On Dec. 11, the House Ways and Means Committee issued an outline of that panel’s bipartisan proposal for addressing surprise medical bills. Some details are vague, and it could be after the holidays before we see legislative language. Nonetheless, the committee’s approach offers significant differences from the recently issued agreement reached between the House Energy & Commerce Committee and the Senate Health, Labor, Education, and Pension (HELP) Committee.
After the outline was released, Committee Chair Richard Neal (D-MA) and Ranking Member Kevin Brady (R-TX) both affirmed their commitment to advancing a balanced approach to address surprise billing early next year, noting that the issue is too complex and important to rush through Congress prior to the holiday recess.
Earlier in the week, Sen. Lamar Alexander (R-TN), the chairman of the Senate Health, Education, Labor, and Pensions (HELP) Committee, and Rep. Frank Pallone (D-NJ) and Rep. Greg Walden (R-OR), the chairman and ranking member of the House Energy and Commerce Committee announced an agreement on legislation to end surprise medical bills, raise the age to buy tobacco products to 21, and extend funding for federal health programs, such as community health centers.
The Senate bill would protect patients by limiting their out-of-pocket costs to amounts they would have owed if they had been treated by an in-network physicians but also include provisions strongly opposed by ISASS and other specialty societies that would resolve payment disputes between physicians and insurers by using a benchmark rate setting out-of-network payments at the median amount each insurer pays for in-network care. The new agreement includes similar benchmark rate provisions as well as a very limited IDR process with a $750 threshold that would only allow for the consideration of median in-network rates. The Congressional Budget Office estimates this new legislation would produce savings of $22 billion over ten years.

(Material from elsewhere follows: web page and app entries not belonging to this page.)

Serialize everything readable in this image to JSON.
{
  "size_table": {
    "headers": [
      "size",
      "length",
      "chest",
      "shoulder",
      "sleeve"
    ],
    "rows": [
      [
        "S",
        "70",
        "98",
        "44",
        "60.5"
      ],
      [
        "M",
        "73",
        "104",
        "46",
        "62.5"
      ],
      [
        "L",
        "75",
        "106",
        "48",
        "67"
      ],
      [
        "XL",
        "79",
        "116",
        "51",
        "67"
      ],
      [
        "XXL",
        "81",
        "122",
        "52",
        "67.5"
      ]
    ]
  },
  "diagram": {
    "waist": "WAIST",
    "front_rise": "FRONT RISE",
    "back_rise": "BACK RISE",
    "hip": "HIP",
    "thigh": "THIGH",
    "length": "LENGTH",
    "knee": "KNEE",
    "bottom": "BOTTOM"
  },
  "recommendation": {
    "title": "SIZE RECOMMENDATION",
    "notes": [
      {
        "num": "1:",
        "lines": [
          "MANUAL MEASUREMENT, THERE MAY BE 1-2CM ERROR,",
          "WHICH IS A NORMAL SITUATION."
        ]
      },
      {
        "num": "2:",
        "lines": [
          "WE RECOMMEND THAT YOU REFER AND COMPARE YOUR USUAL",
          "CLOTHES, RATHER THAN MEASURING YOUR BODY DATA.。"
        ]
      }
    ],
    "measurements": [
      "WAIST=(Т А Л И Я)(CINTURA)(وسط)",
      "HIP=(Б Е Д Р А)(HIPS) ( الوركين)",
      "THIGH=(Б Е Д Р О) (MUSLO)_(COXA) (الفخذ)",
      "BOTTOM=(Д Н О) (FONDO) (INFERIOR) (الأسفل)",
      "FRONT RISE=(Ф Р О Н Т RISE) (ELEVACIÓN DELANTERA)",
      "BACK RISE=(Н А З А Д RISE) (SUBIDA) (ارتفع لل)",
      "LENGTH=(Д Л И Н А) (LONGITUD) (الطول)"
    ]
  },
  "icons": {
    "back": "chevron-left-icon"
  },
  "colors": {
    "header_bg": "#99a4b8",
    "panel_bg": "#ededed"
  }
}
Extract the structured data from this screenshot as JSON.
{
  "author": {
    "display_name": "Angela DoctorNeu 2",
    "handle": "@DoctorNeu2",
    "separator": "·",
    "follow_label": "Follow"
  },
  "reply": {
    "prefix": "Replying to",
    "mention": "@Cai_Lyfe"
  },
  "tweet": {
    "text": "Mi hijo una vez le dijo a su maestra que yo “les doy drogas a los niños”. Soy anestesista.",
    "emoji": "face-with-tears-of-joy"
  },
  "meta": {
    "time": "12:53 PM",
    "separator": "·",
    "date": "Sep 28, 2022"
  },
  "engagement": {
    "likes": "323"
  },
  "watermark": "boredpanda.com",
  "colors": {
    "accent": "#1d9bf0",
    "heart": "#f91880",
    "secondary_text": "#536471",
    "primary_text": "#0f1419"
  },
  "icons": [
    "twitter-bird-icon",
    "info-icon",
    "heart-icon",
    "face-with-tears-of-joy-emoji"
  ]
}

The Senate proposal also includes provisions related to tobacco, prescription drugs, and other issues that are raising significant concerns with many stakeholders.
With the limited legislative time remaining, it will be very difficult for the House and Senate to work through all the issues between the two chambers in time to secure enough support from Congressional leadership for its inclusion in any year-end package. At this time, Congressional deliberations on surprise billing legislation will likely be pushed into early next year.